◆ WHAT IS EXPECTED
In the entries that follow, how many lines contain "JSON"? Please reply with only the number.

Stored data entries

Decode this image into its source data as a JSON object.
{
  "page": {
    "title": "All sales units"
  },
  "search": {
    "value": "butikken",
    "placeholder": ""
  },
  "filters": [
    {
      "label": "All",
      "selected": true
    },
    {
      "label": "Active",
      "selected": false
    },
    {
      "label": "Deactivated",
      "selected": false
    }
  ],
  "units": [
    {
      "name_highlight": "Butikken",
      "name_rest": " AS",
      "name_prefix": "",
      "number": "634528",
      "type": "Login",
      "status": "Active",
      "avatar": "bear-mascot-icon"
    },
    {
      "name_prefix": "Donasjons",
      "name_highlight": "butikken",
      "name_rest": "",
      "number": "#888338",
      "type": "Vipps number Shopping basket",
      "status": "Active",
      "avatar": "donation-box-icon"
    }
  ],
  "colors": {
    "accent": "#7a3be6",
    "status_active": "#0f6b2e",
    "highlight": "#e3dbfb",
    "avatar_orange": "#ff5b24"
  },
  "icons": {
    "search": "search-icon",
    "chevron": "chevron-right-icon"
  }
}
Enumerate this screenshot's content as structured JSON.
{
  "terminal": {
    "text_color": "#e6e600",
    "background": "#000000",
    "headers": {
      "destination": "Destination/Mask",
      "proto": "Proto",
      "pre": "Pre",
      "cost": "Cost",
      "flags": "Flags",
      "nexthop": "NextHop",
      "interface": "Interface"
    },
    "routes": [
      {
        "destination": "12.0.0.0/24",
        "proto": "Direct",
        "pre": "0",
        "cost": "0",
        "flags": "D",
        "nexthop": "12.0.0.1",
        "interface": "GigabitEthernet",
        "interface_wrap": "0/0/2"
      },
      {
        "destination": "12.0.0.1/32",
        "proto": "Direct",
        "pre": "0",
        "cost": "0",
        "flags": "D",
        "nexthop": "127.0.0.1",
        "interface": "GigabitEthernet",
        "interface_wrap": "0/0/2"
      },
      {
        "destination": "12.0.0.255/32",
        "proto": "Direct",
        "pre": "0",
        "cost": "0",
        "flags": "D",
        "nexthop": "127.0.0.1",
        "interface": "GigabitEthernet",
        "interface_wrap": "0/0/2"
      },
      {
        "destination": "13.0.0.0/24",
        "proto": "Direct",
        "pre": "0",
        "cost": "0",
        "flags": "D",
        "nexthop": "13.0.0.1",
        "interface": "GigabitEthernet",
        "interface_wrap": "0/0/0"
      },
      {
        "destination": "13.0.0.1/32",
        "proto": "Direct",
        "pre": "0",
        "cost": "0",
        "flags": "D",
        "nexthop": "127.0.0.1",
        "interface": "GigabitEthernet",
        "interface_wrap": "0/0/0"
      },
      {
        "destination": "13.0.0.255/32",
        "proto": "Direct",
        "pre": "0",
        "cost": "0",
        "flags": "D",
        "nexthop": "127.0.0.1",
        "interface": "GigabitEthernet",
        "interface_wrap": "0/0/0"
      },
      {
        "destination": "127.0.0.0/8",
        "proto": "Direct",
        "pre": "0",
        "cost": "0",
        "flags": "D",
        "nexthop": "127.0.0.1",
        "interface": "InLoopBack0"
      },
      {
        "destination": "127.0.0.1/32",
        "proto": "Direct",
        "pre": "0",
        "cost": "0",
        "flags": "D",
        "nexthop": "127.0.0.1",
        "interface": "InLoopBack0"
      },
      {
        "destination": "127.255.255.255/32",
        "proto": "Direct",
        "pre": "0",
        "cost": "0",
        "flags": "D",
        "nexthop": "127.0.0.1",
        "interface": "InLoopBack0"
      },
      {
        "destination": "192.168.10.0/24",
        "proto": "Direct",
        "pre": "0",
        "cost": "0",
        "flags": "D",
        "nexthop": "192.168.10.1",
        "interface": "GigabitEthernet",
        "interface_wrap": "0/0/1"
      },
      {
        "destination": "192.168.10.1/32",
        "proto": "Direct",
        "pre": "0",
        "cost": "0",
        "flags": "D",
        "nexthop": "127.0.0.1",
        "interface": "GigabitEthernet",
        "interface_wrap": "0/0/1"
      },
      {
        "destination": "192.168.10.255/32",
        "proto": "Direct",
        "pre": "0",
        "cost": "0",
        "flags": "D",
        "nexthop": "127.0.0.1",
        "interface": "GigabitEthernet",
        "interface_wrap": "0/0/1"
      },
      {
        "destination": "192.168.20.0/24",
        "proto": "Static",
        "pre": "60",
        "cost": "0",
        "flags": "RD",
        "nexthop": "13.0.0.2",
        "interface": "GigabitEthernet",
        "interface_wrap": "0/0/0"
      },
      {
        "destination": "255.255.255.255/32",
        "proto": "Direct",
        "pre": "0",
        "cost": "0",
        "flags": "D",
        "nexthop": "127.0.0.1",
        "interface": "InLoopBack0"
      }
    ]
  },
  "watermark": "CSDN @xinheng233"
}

◆ RESULT OF THE EXERCISE
2